Hometown: Thalheim bei Wels, Upper Austria
What attracted you to the AJC?
Primarily the location. You can fulfill your Holocaust Memorial Service anywhere in the world, but here you are immediately confronted with the crime. And when I researched the AJC I was especially fascinated because it completely changed my perspective on Auschwitz. Before, I saw it as most people do: as the ultimate symbol of the Holocaust, but now I understood that Auschwitz is so much more. Oświęcim has a 500-year Jewish history! And so I decided to come here, to tell the story of Oshpitzin because if you don’t know what was lost, you cannot understand the loss.
What are you enjoying most about volunteering at the AJC?

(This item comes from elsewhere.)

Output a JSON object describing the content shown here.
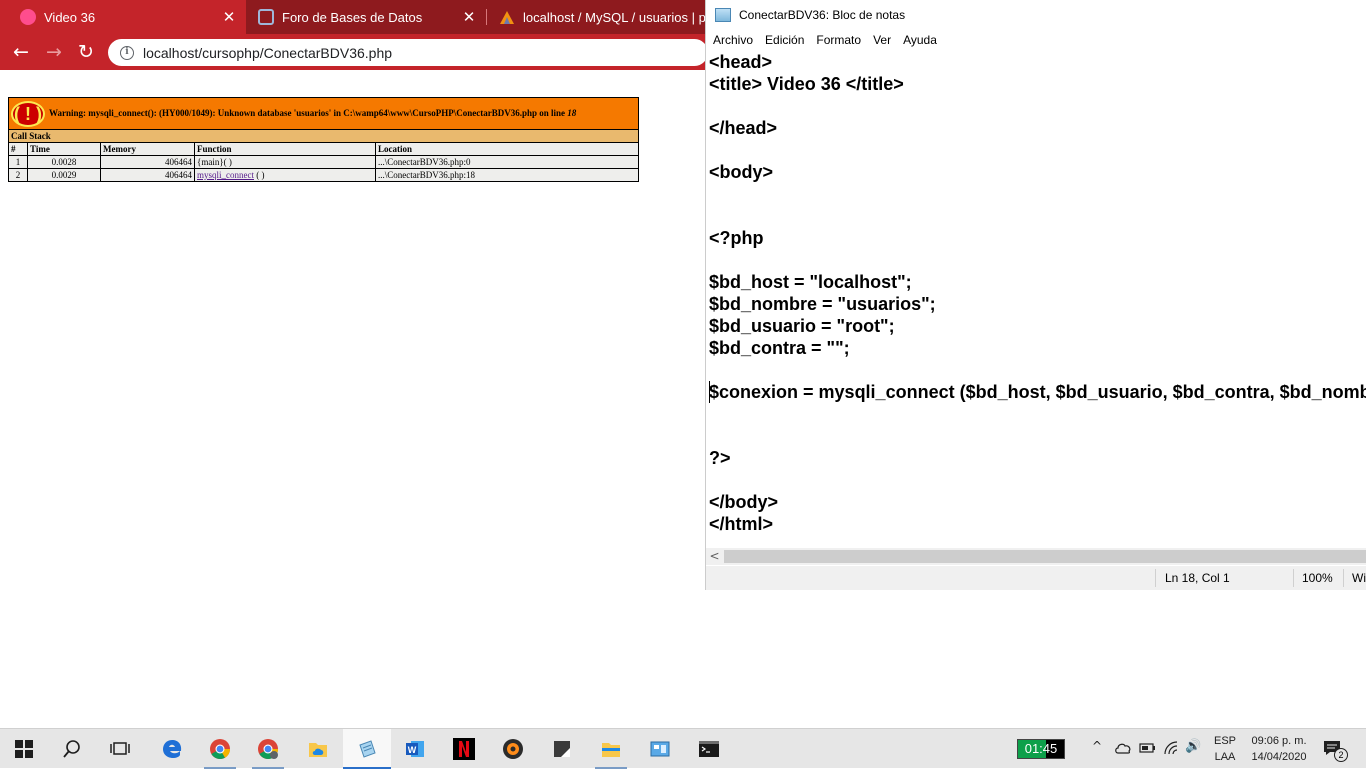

Two things. First, I can train my English, talk in front of people, and learn how to handle groups. Also I simply like explaining, telling stories. I really enjoy the freedom we volunteers have at the AJC. We can start our own projects and use Café Bergson as a resource. This is just great!

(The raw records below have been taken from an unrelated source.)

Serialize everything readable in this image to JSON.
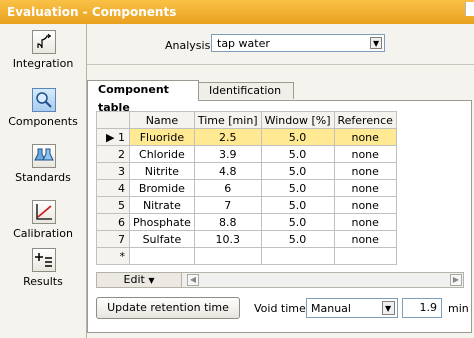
{
  "window": {
    "title": "Evaluation - Components"
  },
  "sidebar": {
    "items": [
      {
        "label": "Integration",
        "icon": "integration-icon"
      },
      {
        "label": "Components",
        "icon": "components-icon",
        "active": true
      },
      {
        "label": "Standards",
        "icon": "standards-icon"
      },
      {
        "label": "Calibration",
        "icon": "calibration-icon"
      },
      {
        "label": "Results",
        "icon": "results-icon"
      }
    ]
  },
  "analysis": {
    "label": "Analysis",
    "value": "tap water"
  },
  "tabs": {
    "component_table": "Component table",
    "identification": "Identification"
  },
  "table": {
    "headers": [
      "Name",
      "Time [min]",
      "Window [%]",
      "Reference"
    ],
    "rows": [
      {
        "index": "1",
        "name": "Fluoride",
        "time": "2.5",
        "window": "5.0",
        "reference": "none",
        "selected": true
      },
      {
        "index": "2",
        "name": "Chloride",
        "time": "3.9",
        "window": "5.0",
        "reference": "none"
      },
      {
        "index": "3",
        "name": "Nitrite",
        "time": "4.8",
        "window": "5.0",
        "reference": "none"
      },
      {
        "index": "4",
        "name": "Bromide",
        "time": "6",
        "window": "5.0",
        "reference": "none"
      },
      {
        "index": "5",
        "name": "Nitrate",
        "time": "7",
        "window": "5.0",
        "reference": "none"
      },
      {
        "index": "6",
        "name": "Phosphate",
        "time": "8.8",
        "window": "5.0",
        "reference": "none"
      },
      {
        "index": "7",
        "name": "Sulfate",
        "time": "10.3",
        "window": "5.0",
        "reference": "none"
      }
    ],
    "new_row_marker": "*"
  },
  "toolbar": {
    "edit_label": "Edit"
  },
  "bottom": {
    "update_label": "Update retention time",
    "void_time_label": "Void time",
    "mode_value": "Manual",
    "void_value": "1.9",
    "unit": "min"
  }
}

How has volunteering affected you?
Well, honestly I still don’t know. I am here just for two months and have eight to go, so I cannot tell how this experience will change me. But it definitely will. Already I feel more comfortable talking in front of many people, and my knowledge concerning Judaism and the history of Poland and Europe skyrocketed.
What is the one thing you want others to know about the AJC?
Actually that it exists! I feel like most visitors to Oświęcim just go to the camp and that’s it. So they lack these crucial perspectives we provide here at the AJC.
The Auschwitz Jewish Center is operated by the Museum in Oświęcim, Poland. For additional blog entries by and about the Auschwitz Jewish Center, please visit: https://mjhnyc.org/tag/ajc. All Winter 2017 newsletter articles are found here.